"One more thing. The One Ring will make you invisible in dark places. You might have to use it in such a situation but do not use if for long! If you manage to succeed, take the ring to Rivendell. I must go now, so I will leave you with this advice: stay on the road, avoid delays, and use your head!"

Walkthrough

EAG president Tom Zuchowski wrote a walkthrough for The Hunt for the Ring that was published in the December 1998 issue of the Eamon Adventurer's Guild Newsletter.

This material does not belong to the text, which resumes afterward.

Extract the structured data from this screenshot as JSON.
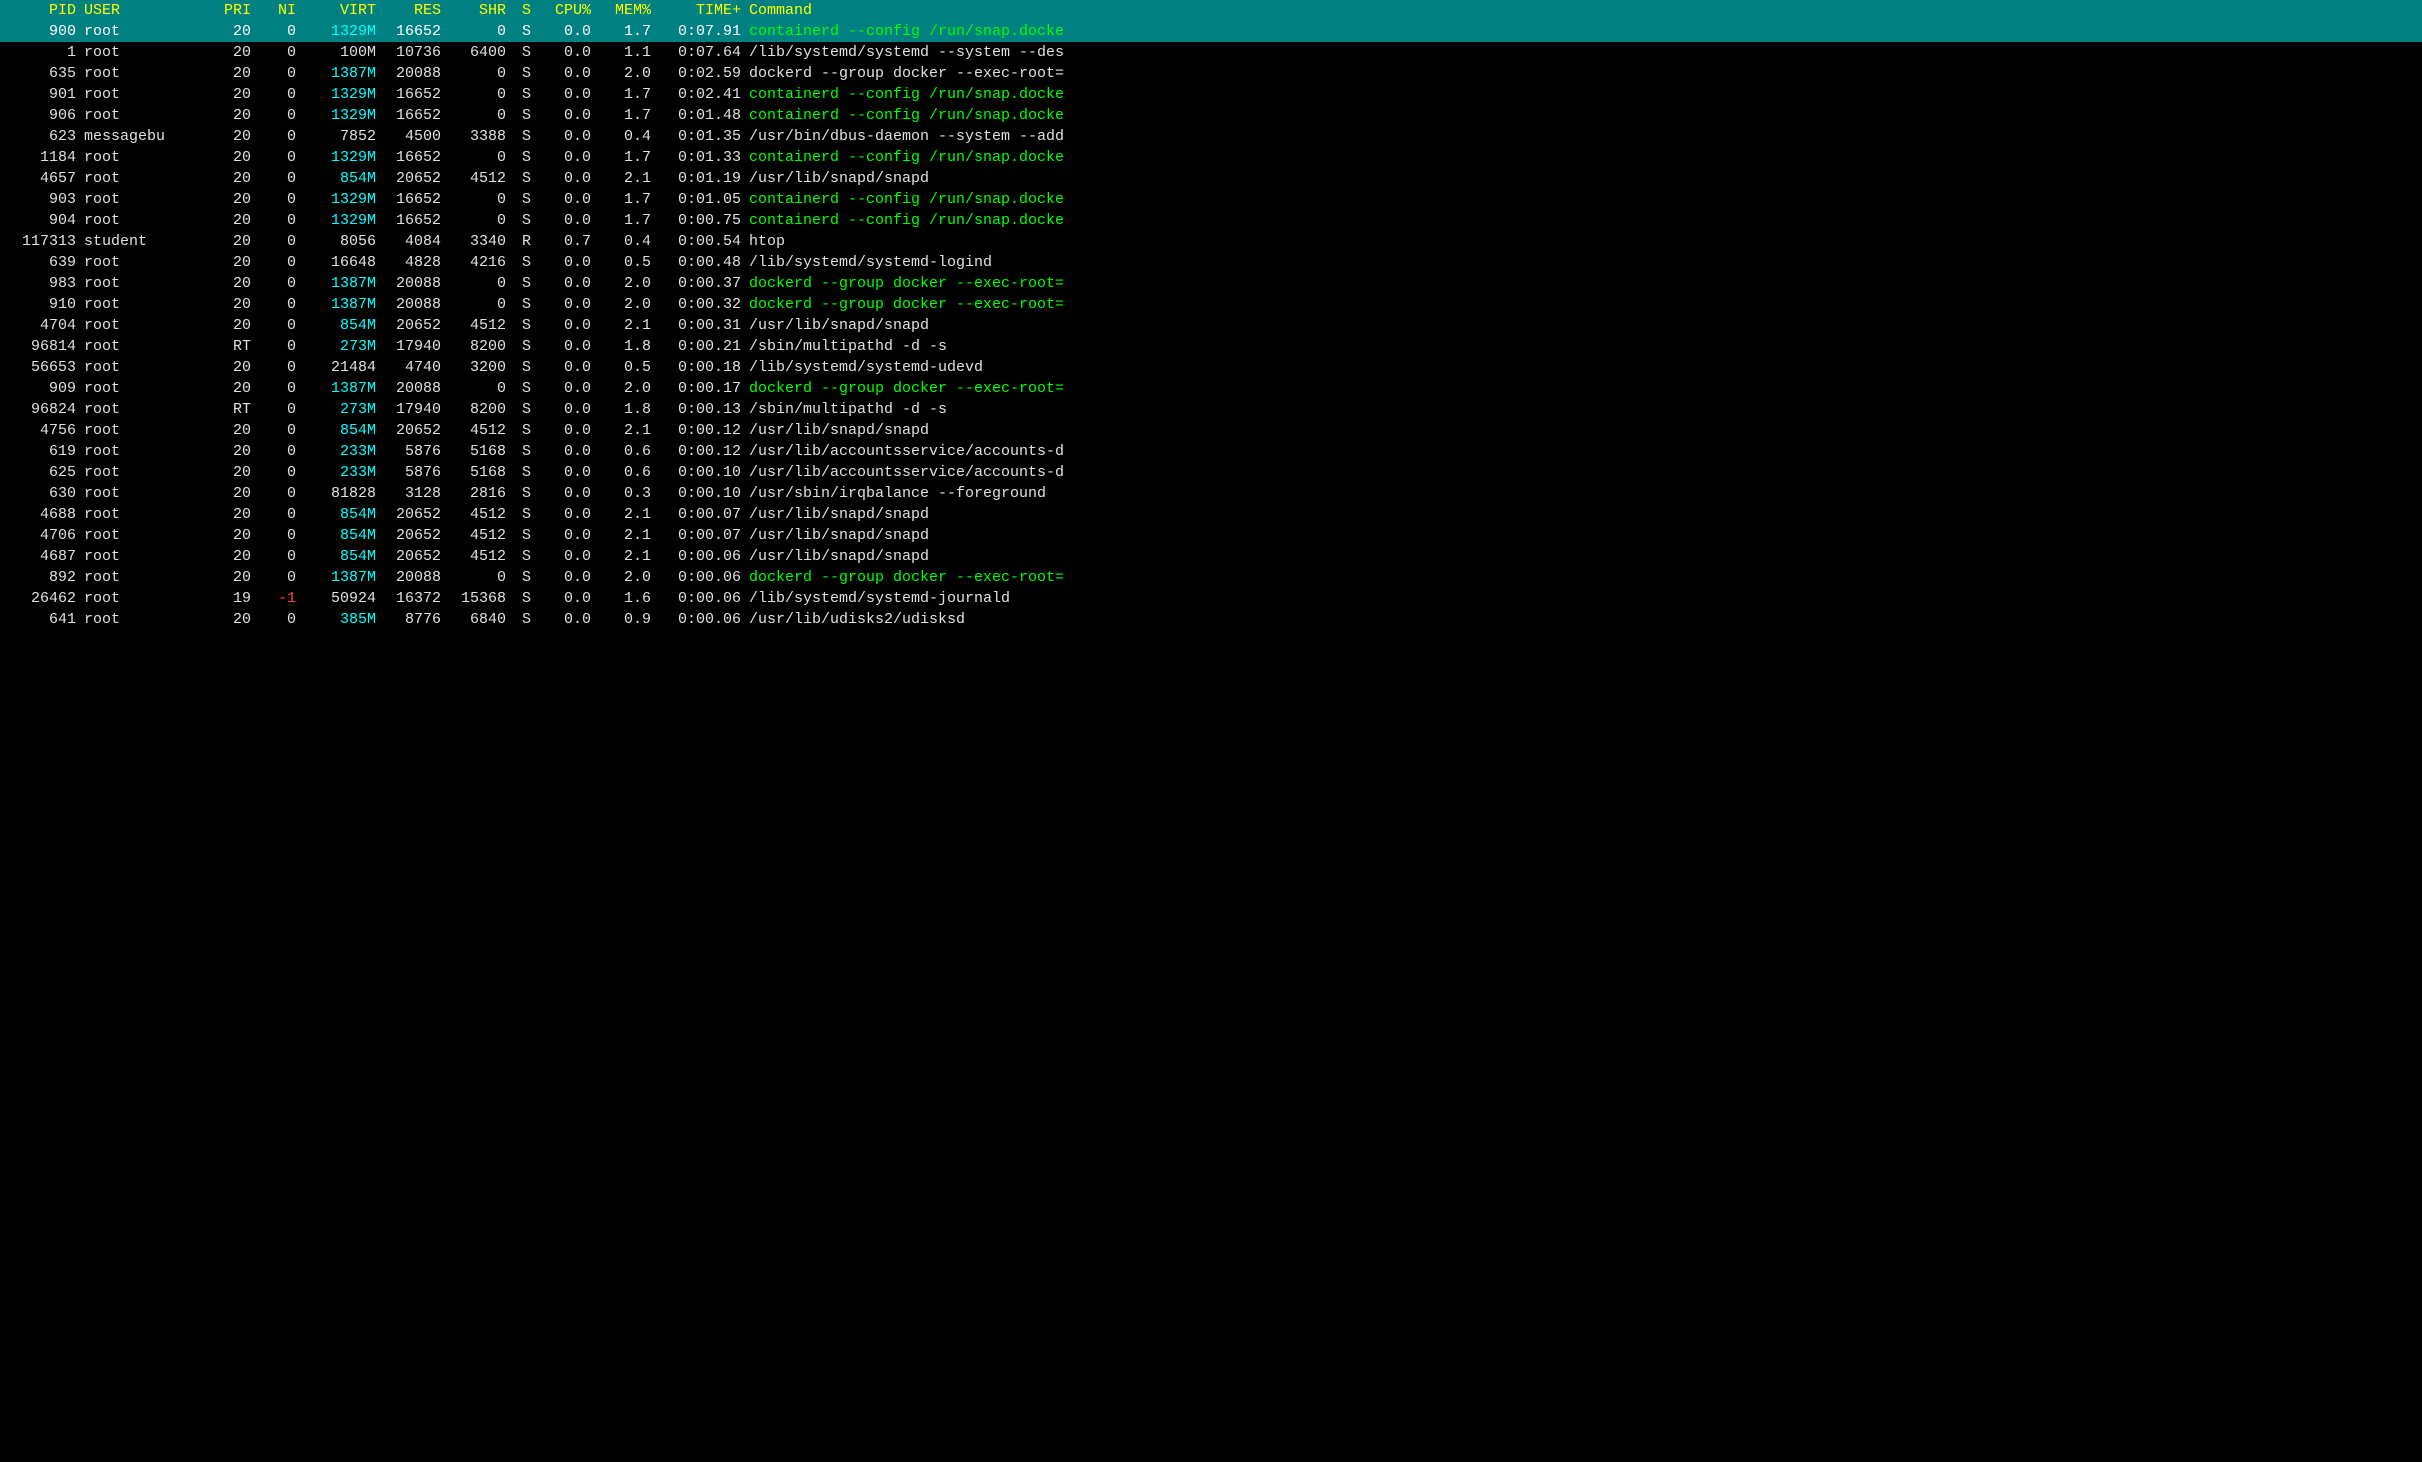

Zuchowski notes that he chose to cover the adventure because it includes "several fairly obscure puzzles, and also has the potential to be pretty deadly."

Designer's notes

Ruby provides the following notes:

Chronologically (I think that's how you spell it), this adventure takes place between Lord of the Rings Two (The Forest of Fear) and Lord of the Rings Three (The Ring of Doom). I suggest that a player go through the Lord of the Rings series in order (The Mines of Moria being the first). This is not totally necessary but is highly desirable. One reason is that there are a few things in this adventure that won't fit well on your map. One is Rivendell. Put the valley where you normally would, but I suggest that you place the actual house off to the side.

Another place is Isengard. If you go north from the fords, you will come to the Ring of Isengard. The actual tower (Orthanc) is sort of in the center of it. Again, you can map the Ring of Isengard in the slot north of the fords, but the tower should be mapped separately.

Continuity, for there are six adventures that are linked together — The Lord of the Rings and The War of the Ring adventures.

For example, The Forest of Fear picks up where The Mines of Moria left off. The Hunt for the Ring follows Forest and ends with the ring being taken to Rivendell. Therefore, The Ring of Doom immediately follows The Hunt for the Ring, as the Free Peoples decide at Elrond's Council what to do with the darn thing. The War of the Ring adventures occur simultaneously.

Another reason is the level of difficulty. If you get through The Iron Prison or Ring of Doom, you won't find much challenge in Forest of Fear.

The people who will get the most out of these adventures are the people who enjoy Tolkien literature. For the rest of you, the names and places may get a little confusing. I know that you Tolkien experts will point out a few inconsitancies, such as the Arkenstone being in Moria... Well, some changes to Tolkien's world were unavoidable, and, really, who cares? Also, in case there is some confusion, Thror's Ring (the artifact and the adventure) are not related to these Middle Earth adventures (although you will hear of Thror in Quest of Erebor and Return to Moria).

Well, enough talk!

External links